By Gail Hurley, Eurodad
A flurry of papers by the IFIs, UNCTAD and NGOs raise concerns over renewed debt difficulties in poor countries just as the IFIs complete a review of the debt sustainability framework to allow more borrowing.
Debt is once again a ‘hot’ topic in international policy circles after falling off the political agenda in the wake of the G8 debt relief agreement in 2005. In March, the IMF reported that the debt-to-GDP ratios of 28 low-income countries exceeded 60 per cent, twice the threshold the IMF considers sustainable for countries with so-called weak policies. The United Nations Conference on Trade and Development (UNCTAD) went further, citing concerns in 49 least developed countries in a February report Yuefen Li, the head of the debt and development finance branch.
For the poorest countries, the largest sources of pressure on government revenues have included: volatile global commodity prices; declines in aid and migrant remittances; increasing costs of borrowing on international markets; and steep declines in taxes as export volumes drop because of recessions in rich countries. The shortfall in revenue is already being partially filled by a dramatic increase in the take-up of new official debt from the IFIs. Whereas official lenders had provided funding to developing countries equivalent to only 4 per cent of that provided by private sources in 2007, this ratio will have risen almost ten-fold to 37 per cent in 2009.

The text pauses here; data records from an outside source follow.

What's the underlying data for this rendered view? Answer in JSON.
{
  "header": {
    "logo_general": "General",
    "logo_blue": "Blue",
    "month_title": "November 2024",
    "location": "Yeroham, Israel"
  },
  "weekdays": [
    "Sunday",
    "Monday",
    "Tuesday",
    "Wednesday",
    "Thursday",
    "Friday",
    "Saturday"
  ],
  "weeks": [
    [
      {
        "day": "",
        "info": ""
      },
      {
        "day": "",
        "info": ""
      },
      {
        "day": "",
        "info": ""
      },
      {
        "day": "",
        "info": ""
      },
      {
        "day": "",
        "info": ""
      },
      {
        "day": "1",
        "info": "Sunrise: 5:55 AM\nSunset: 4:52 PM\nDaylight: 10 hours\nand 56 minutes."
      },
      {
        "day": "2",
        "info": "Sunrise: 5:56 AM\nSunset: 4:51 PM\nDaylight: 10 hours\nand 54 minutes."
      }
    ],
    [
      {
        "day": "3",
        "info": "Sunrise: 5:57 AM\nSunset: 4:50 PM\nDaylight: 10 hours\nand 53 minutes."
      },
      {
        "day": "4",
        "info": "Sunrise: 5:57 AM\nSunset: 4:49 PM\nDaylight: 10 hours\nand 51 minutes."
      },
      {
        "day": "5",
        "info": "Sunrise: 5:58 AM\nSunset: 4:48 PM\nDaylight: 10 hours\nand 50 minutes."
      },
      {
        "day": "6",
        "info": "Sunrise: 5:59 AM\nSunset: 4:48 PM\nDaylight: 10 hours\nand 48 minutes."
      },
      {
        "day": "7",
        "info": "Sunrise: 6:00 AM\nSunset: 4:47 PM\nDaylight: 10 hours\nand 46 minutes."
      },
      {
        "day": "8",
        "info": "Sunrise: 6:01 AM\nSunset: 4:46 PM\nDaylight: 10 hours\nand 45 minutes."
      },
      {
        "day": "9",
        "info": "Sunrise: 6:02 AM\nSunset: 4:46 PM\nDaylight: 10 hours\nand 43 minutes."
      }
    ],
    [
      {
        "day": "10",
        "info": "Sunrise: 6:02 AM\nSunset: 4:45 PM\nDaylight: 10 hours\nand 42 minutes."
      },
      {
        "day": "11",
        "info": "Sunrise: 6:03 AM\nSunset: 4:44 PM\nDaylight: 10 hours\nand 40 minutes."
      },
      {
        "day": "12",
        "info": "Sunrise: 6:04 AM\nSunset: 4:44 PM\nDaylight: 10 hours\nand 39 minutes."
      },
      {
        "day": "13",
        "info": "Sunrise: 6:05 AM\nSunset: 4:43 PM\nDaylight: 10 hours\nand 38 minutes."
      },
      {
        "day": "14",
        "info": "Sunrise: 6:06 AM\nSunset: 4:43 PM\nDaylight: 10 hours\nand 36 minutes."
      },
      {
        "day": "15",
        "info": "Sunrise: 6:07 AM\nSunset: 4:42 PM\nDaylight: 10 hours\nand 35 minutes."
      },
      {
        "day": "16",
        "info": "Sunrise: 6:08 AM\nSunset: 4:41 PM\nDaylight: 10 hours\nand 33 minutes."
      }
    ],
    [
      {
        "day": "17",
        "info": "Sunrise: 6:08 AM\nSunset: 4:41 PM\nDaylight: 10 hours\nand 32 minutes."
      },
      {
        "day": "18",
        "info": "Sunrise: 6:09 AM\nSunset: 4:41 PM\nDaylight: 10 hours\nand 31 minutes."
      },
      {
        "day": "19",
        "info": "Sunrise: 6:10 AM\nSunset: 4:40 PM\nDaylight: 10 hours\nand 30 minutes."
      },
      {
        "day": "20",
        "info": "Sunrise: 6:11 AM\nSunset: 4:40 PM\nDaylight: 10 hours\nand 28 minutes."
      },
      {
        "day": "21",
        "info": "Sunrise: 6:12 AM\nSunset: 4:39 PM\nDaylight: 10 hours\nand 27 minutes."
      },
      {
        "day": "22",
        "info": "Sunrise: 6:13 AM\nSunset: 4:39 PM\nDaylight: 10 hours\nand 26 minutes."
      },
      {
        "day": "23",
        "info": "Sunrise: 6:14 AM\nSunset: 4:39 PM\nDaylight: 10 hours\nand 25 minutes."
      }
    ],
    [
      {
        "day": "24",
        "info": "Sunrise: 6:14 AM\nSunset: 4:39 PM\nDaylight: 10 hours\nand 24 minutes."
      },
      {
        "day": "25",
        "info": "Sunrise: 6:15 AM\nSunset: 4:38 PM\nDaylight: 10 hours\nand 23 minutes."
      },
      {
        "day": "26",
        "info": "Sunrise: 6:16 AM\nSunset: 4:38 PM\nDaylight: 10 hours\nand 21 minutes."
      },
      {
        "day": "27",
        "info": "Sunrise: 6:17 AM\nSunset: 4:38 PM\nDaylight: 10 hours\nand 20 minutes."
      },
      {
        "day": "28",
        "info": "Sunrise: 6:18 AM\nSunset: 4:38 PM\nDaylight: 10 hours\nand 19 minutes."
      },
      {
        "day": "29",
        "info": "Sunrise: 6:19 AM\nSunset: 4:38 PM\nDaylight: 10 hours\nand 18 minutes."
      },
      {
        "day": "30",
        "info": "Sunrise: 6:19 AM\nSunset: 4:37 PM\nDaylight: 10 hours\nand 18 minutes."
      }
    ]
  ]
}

The IMF has extended finance to 50 countries since the outbreak of the global financial crisis, following five years in which repayments exceeded new disbursements. In July, the IMF announced an unprecedented increase in financial support to low-income countries (see page 8). The World Bank has nearly doubled lending in 2009 (see Update 66) and the ADB plans to increase lending by more than $10 billion in 2009-10. The G20 also announced an additional $250 billion in support for trade finance over the next two years (see Update 65), most of which will flow through export credit guarantee agencies (ECAs) which have played an important role in sovereign debt creation in the past.
DSF review completed
The World Bank and IMF, under orders from the April G20 summit, undertook a review of the debt sustainability framework (DSF) for low-income countries. The G20 wanted a more flexible instrument to facilitate the increase in borrowing from the official sector, throwing the ‘cautious’ approach that had been used previously into the bin. The World Bank and IMF completed their review at end July, and agreed to make the framework more flexible, raising limits on the amounts of debt the poorest countries can take on before they are deemed ‘in debt distress’.
They agreed to factor in migrant remittances, arguing that high levels of such flows increase foreign exchange within a country which in turn can be used to service foreign debt. The revised DSF will also exclude the debt owed by state-owned enterprises from calculations of countries’ overall levels of indebtedness if companies are deemed financially viable by the Bank and Fund. Lastly, governments will be able to appeal to the IFIs for ‘leniency’ with respect to public investment projects which are to be considered on a case-by-case basis to assess whether they will threaten so-called debt sustainability.
Of concern is that this very dull technical exercise gives international donors a vital get-out clause. Now that countries can take-on increased levels of non-concessional debt, donors may not put concessional finance on the table. Even before the onset of the global financial crisis, developed countries as a whole fell far short of their pledges to give 0.7 percent of national income as aid. These developments have the potential to build up future repayment difficulties for some of the poorest countries.
Given that developing countries were not responsible for the current global recession – the origins lie instead in developed countries and the greed of rich country banks and corporations – it is profoundly unjust that poor countries will in essence pay for the mistakes of the rich via new rounds of debt.
Instead of aggressive levels of new official debt, a September briefing from Eurodad calls for a temporary moratorium on external debt service payments to help release much-needed extra funds for investment in poverty reduction and infrastructure development. UNCTAD has also supported this call, and has calculated that a temporary debt moratorium would release about $26 billion for 49 low-income countries for 2009 and 2010 combined. The cost would be small to individual creditors in comparison to the fiscal stimulus plans already announced. It should also be additional to, and not substitute for, pledges to increase official development aid.
Dealing with illegitimacy
In March UNCTAD announced a three year project on the issue of responsible lending and borrowing, and odious debt. The initiative, financed by the Norwegian government, will bring together representatives from the private sector, civil society, official bodies and governments to try to come up with some form of agreement on what constitutes an odious debt and responsible lending/borrowing practices. The first meeting will take place in Geneva in mid November.